**WHAT TO WORK ON:** For the entries below, work out how many lines contain the string "when" and write only the number.

**Page and application data records:**
*****
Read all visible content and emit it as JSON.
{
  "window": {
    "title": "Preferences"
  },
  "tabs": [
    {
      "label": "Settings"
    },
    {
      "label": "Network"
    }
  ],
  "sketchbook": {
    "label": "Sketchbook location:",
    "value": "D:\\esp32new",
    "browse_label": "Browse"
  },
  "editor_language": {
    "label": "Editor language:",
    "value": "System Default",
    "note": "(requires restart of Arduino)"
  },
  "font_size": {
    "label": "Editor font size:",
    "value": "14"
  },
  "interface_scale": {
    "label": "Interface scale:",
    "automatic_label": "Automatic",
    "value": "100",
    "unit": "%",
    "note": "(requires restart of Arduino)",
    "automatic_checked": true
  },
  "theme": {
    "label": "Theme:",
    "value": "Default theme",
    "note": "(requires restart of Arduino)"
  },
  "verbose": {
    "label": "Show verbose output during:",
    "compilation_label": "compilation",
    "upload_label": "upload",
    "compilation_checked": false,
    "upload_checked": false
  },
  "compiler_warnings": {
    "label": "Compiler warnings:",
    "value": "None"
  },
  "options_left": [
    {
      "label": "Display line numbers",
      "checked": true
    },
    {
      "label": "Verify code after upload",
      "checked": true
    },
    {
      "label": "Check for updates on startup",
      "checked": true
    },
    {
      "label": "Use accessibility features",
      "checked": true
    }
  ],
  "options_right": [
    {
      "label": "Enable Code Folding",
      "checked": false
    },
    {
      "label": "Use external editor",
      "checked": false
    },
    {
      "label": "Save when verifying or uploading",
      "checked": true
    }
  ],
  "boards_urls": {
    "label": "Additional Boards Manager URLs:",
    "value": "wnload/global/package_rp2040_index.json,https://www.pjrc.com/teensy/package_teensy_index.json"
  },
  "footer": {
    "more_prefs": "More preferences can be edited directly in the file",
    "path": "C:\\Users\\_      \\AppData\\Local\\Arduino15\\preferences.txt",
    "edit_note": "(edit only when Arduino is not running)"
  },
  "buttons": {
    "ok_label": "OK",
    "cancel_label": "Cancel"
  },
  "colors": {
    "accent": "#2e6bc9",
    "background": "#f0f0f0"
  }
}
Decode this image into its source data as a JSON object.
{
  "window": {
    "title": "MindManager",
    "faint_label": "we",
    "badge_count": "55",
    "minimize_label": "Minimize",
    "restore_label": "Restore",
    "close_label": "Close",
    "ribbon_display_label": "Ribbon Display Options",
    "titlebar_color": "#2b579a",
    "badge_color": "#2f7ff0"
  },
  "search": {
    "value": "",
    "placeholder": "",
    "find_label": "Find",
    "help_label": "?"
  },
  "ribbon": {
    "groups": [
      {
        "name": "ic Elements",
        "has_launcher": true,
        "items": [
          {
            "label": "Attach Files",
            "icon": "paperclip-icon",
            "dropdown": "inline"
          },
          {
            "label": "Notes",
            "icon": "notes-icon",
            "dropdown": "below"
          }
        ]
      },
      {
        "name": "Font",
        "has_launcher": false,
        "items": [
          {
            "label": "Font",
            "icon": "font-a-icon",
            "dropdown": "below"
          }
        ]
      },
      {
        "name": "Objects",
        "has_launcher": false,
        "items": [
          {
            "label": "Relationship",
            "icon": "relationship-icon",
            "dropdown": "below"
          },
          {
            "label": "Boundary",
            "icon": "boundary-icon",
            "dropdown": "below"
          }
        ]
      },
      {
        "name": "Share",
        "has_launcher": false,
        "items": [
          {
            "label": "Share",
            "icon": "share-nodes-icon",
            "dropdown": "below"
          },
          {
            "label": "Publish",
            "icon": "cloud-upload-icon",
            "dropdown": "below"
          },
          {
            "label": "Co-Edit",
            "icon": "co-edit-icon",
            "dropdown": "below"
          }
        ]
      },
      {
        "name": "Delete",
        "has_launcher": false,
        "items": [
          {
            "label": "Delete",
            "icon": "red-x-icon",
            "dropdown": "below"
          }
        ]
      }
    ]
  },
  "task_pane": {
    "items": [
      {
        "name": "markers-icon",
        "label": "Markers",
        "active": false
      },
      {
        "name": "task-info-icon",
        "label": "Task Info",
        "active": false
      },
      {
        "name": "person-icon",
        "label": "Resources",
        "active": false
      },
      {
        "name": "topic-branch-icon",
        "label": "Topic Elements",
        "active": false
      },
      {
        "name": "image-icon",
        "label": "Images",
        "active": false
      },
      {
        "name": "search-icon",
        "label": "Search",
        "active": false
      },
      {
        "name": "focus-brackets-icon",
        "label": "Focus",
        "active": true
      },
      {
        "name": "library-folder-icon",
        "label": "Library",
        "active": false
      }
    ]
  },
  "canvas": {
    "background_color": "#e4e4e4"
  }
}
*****
**RESPONSE FOR THIS EXERCISE:** 2